WHAT TO PRODUCE | For the word "text", count the lines of the records that hold it, and give only that number.

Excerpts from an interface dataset
:::

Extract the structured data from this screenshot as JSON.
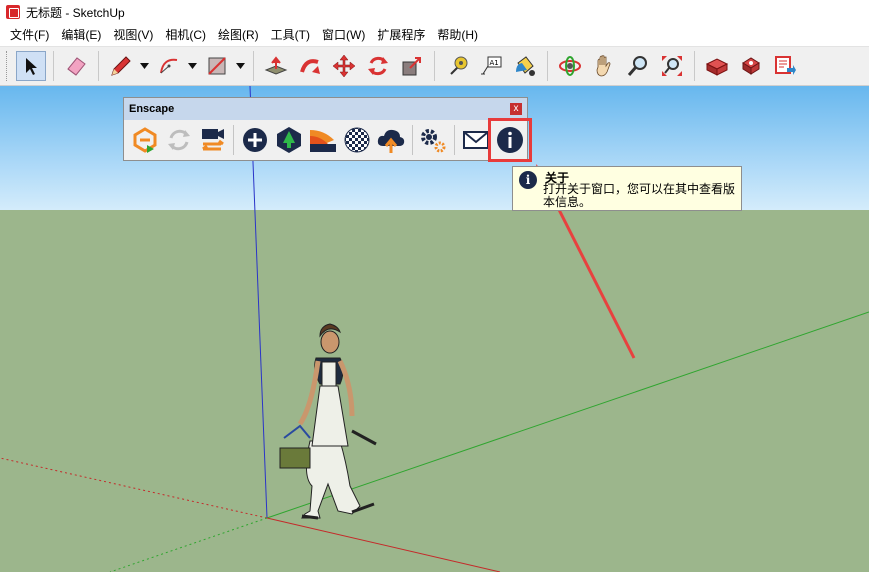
{
  "window": {
    "title": "无标题 - SketchUp"
  },
  "menu": [
    "文件(F)",
    "编辑(E)",
    "视图(V)",
    "相机(C)",
    "绘图(R)",
    "工具(T)",
    "窗口(W)",
    "扩展程序",
    "帮助(H)"
  ],
  "toolbar": {
    "tools": [
      "select-icon",
      "eraser-icon",
      "pencil-icon",
      "arc-icon",
      "rectangle-icon",
      "push-pull-icon",
      "follow-me-icon",
      "move-icon",
      "rotate-icon",
      "scale-icon",
      "tape-measure-icon",
      "text-icon",
      "paint-bucket-icon",
      "orbit-icon",
      "pan-icon",
      "zoom-icon",
      "zoom-extents-icon",
      "warehouse-icon",
      "extension-warehouse-icon",
      "layout-icon"
    ]
  },
  "enscape": {
    "title": "Enscape",
    "close": "x",
    "buttons": [
      "start-enscape-icon",
      "live-update-icon",
      "video-editor-icon",
      "capture-icon",
      "asset-library-icon",
      "material-editor-icon",
      "panorama-icon",
      "upload-icon",
      "settings-icon",
      "feedback-icon",
      "about-icon"
    ]
  },
  "tooltip": {
    "title": "关于",
    "text": "打开关于窗口，您可以在其中查看版本信息。",
    "icon": "info-icon"
  },
  "colors": {
    "sky_top": "#67b7ee",
    "ground": "#9cb68c",
    "highlight": "#e83b3b",
    "axis_blue": "#2a34c8",
    "axis_green": "#2fa52f",
    "axis_red": "#c42a2a"
  }
}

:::

COMPLETED TASK | 2